President of Israel Reuven Rivlin has sent a letter to the Lithuanian Jewish Community thanking the LJC for presenting him a Lithuanian commemorative coin celebrating the 300th anniversary of the birth of the Vilna Gaon.
“I was especially moved by this gesture as the President of the State of Israel and as a proud descendant of the Vilna Gaon,” president Rivlin wrote in his letter.
He continued: “The gift, indeed, reflects the strong and everlasting ties between us, Jews in the State of Israel and Jewish communities in the diaspora, and reflects the historic ties between Israel and Lithuania.”
President Rivlin ended his letter by calling himself a proud Litvak and sending warm greetings from Jerusalem to all members of the Community.
The Lithuanian Jewish Community placed a candle in the window of our headquarters on the morning of January 13 to remember the defenders of freedom. #AtmintisGyvaNesLiudija
The Lithuanian Jewish Community and the Šiauliai Regional Jewish Community join in greeting a member of the family, Righteous Gentile Leona Levinska, on her latest birthday. Much health and a long life, Leona!
Monday, October 12, 2020–European Jewish Congress president Dr. Moshe Kantor has welcomed the decision by Facebook to ban Holocaust denial and distortion and to better inform the public about the Holocaust.
“This is a long overdue but an important decision,” Dr. Kantor said. “Holocaust denial is not legitimate debate and is only used as an expression of hatred for Jews, so this decision is not about anything except limiting hate and anti-Semitism.”
Dr. Kantor, who is also the president of the World Holocaust Forum Foundation, welcomed concerted efforts by governments, IT companies and civil society to counter the proliferation of online hatred conspiracy myths and Holocaust denial.
“At a time when anti-Semitism is on the rise and knowledge about the Holocaust among young people is alarmingly low, it is crucial that online platforms continue to become part of the solution, not the problem,” Dr. Kantor said.
“This is an issue that the European Jewish Congress has long advocated for, and we thank Facebook for its regular and productive discussions with us and other Jewish organizations, both at the European and global level,” Dr. Kantor concluded.
Full statement here.
Sad news came from Kaunas October 2: Righteous Gentile Aldona Radzevičienė-Norvaišaitytė has passed away.

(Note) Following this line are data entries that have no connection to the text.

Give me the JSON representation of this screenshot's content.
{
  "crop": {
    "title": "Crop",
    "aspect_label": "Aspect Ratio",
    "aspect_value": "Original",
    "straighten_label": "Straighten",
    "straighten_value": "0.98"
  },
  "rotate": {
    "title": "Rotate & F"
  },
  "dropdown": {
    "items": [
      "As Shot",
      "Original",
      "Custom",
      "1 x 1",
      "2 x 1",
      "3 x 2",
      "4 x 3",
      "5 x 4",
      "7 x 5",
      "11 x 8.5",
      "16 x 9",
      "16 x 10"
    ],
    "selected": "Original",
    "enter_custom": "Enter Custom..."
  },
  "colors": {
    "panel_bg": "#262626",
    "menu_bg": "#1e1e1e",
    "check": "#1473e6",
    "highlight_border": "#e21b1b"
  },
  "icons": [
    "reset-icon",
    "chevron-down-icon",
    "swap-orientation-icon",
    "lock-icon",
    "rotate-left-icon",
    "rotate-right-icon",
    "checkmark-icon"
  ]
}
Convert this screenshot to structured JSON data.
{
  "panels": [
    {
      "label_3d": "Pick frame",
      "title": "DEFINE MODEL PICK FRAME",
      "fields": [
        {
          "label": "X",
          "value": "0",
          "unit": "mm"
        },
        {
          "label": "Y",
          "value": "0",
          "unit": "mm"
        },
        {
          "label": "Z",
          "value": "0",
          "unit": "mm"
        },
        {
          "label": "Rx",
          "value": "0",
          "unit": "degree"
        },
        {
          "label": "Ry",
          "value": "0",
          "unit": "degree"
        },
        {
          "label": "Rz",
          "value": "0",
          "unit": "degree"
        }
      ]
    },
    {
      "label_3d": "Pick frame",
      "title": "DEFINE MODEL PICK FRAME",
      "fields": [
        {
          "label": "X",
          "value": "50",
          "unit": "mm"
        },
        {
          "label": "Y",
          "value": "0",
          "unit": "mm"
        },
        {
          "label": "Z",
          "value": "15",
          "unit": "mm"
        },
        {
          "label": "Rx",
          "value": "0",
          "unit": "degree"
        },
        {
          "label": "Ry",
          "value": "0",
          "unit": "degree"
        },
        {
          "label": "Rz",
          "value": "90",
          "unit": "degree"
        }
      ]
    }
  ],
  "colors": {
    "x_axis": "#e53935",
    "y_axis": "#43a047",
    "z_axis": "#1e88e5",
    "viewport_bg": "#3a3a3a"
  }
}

Three years ago the Kaunas Jewish Community celebrated her 90th birthday where she even danced the waltz.
She and her family lived in Vilkaviškis where they rescued the Jews Alper Kirkilovski, Haim Chernevski and the sisters Shenka and Tsipka Verber who had escaped the Vilkaviškis ghetto just before it was liquidated and all of whom survived the war. In 1993 then-president Algirdas Brazauskas awarded Aldona the Life-Saver’s Cross and Yad Vashem recognized her as a Righteous Gentile on Junly 16, 2001.
The Lithuanian Jewish Community mourns the loss of Aldona Radzevičienė-Norvaišaitytė together with her family and many friends. Her memory will always remain vivid in our hearts.